__Input data__:

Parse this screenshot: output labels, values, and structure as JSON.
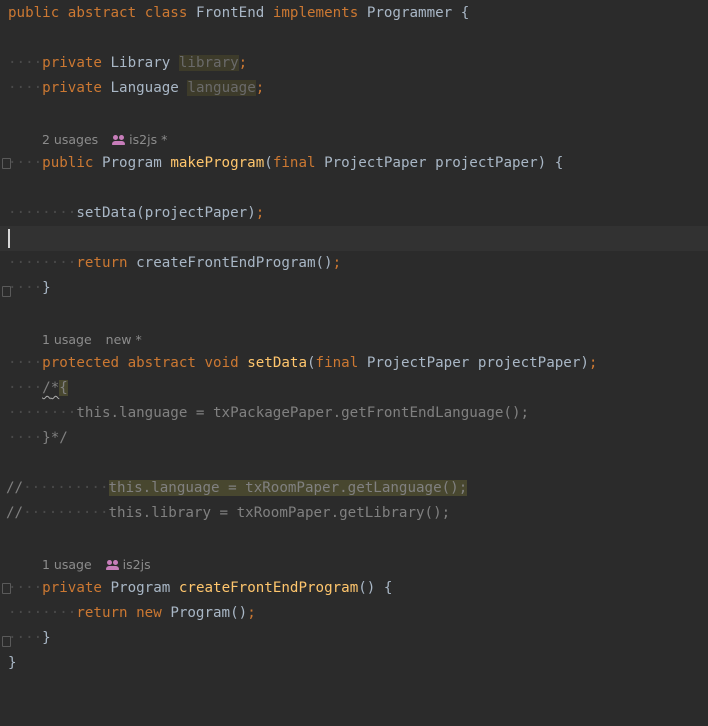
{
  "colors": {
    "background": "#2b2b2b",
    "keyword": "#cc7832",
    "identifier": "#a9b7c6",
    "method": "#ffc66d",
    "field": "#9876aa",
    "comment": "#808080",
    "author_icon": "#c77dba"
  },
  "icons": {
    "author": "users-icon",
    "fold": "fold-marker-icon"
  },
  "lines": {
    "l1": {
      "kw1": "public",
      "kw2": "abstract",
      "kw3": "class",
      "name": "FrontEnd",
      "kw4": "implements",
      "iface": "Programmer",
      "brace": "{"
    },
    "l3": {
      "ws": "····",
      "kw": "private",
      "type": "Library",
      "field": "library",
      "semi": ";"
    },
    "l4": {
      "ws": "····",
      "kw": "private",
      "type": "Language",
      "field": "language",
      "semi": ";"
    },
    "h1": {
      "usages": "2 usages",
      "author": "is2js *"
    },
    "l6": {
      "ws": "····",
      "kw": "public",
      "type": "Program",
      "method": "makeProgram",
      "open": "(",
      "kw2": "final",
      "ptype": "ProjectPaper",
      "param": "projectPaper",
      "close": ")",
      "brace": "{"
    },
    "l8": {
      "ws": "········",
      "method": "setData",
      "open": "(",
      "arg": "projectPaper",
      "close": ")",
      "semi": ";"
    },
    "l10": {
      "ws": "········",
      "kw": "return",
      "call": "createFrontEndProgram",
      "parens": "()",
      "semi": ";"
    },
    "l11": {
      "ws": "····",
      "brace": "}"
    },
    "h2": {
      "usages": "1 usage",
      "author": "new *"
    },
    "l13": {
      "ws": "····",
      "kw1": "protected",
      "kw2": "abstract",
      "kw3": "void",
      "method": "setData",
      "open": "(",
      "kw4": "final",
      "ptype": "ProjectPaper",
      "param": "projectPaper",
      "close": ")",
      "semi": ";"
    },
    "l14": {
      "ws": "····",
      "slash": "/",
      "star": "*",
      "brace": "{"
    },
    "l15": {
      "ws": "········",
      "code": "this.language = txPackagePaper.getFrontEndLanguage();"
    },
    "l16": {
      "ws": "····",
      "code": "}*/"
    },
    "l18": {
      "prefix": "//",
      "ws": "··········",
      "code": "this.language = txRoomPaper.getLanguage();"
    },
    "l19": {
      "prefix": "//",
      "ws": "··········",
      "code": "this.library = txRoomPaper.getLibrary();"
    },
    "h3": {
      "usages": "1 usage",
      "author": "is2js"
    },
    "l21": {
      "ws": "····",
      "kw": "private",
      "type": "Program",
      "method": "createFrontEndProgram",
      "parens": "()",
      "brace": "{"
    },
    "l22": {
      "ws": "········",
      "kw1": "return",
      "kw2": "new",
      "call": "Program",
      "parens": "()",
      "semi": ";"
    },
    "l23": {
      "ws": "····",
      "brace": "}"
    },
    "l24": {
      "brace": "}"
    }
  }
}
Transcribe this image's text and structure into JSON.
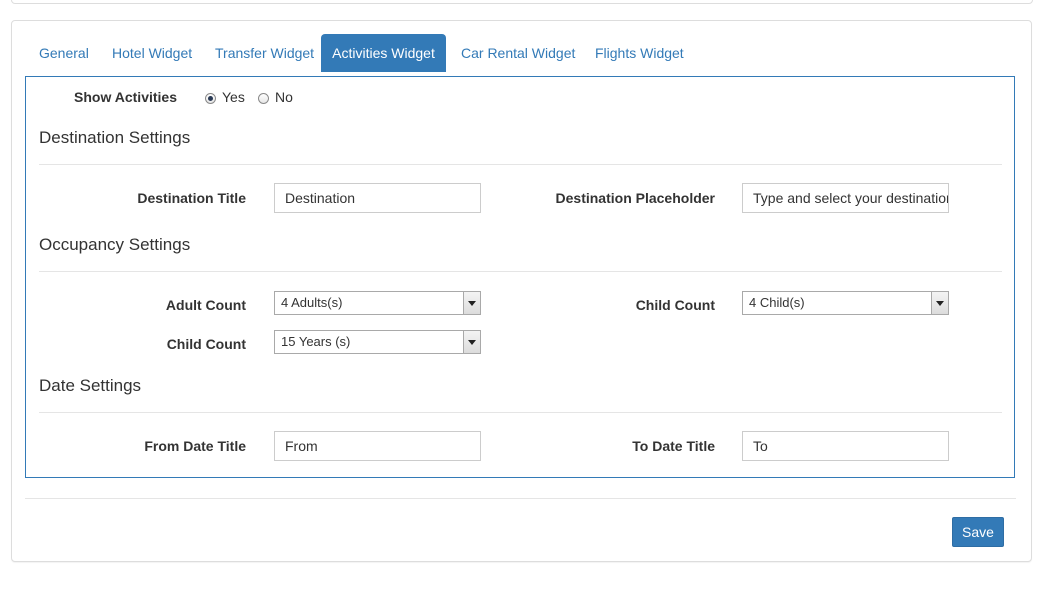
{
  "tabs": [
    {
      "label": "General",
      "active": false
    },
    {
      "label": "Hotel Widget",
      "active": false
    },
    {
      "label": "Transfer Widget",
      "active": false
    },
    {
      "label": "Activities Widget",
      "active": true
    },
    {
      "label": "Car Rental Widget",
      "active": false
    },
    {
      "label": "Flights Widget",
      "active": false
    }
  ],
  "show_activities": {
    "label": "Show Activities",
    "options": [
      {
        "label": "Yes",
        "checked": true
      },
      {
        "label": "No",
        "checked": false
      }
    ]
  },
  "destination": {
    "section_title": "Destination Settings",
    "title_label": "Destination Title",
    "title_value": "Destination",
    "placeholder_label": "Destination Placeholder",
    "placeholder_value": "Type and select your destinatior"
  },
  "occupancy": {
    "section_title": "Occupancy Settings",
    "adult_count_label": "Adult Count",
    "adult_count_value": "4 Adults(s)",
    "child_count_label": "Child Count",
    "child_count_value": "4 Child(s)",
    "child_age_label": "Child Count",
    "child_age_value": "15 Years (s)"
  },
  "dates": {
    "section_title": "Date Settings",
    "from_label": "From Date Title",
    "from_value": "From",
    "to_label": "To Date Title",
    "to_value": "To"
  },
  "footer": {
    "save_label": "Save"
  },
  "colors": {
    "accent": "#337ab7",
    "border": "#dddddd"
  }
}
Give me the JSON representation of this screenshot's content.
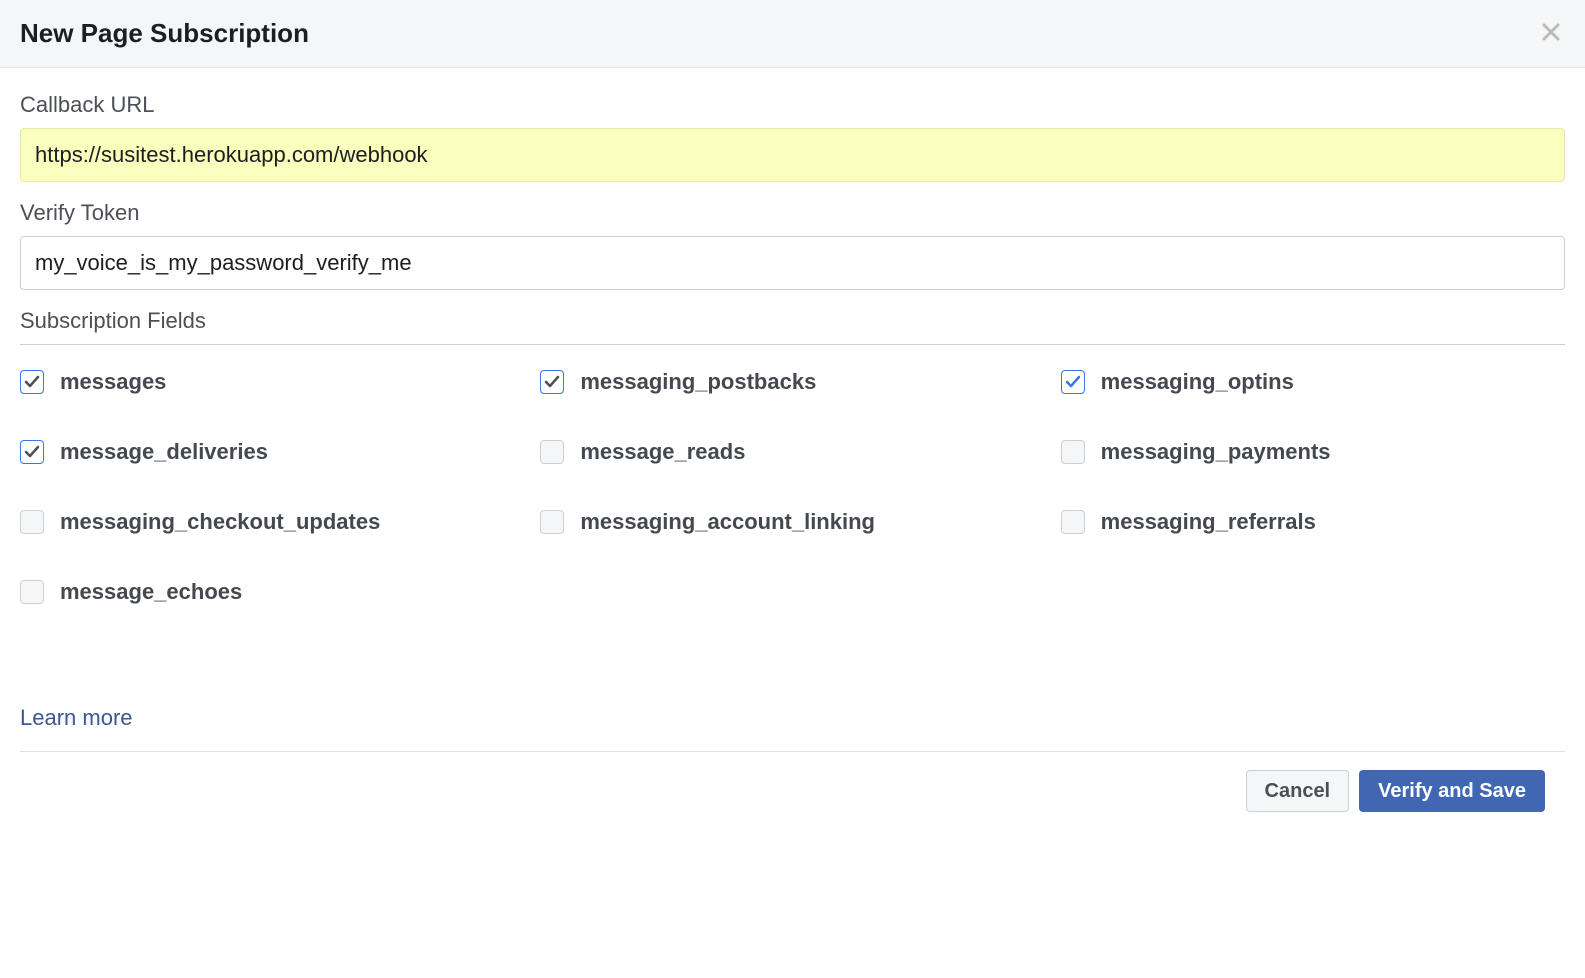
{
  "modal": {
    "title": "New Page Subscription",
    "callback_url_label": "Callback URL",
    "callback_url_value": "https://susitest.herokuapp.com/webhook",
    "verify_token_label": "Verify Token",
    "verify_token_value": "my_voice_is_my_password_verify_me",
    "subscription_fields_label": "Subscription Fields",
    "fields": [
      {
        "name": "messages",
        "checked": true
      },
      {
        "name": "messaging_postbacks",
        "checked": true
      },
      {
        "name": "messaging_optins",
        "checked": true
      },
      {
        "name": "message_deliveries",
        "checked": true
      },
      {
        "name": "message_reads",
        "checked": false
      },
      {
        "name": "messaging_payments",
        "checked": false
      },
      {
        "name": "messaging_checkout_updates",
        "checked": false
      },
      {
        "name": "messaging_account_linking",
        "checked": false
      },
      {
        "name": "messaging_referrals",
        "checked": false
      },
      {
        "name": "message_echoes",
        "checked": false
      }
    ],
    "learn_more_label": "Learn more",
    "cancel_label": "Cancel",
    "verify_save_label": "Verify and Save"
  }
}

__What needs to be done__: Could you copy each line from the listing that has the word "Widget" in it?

__Task answer__:
      "label": "Hotel Widget",
      "label": "Transfer Widget",
      "label": "Activities Widget",
      "label": "Car Rental Widget",
      "label": "Flights Widget",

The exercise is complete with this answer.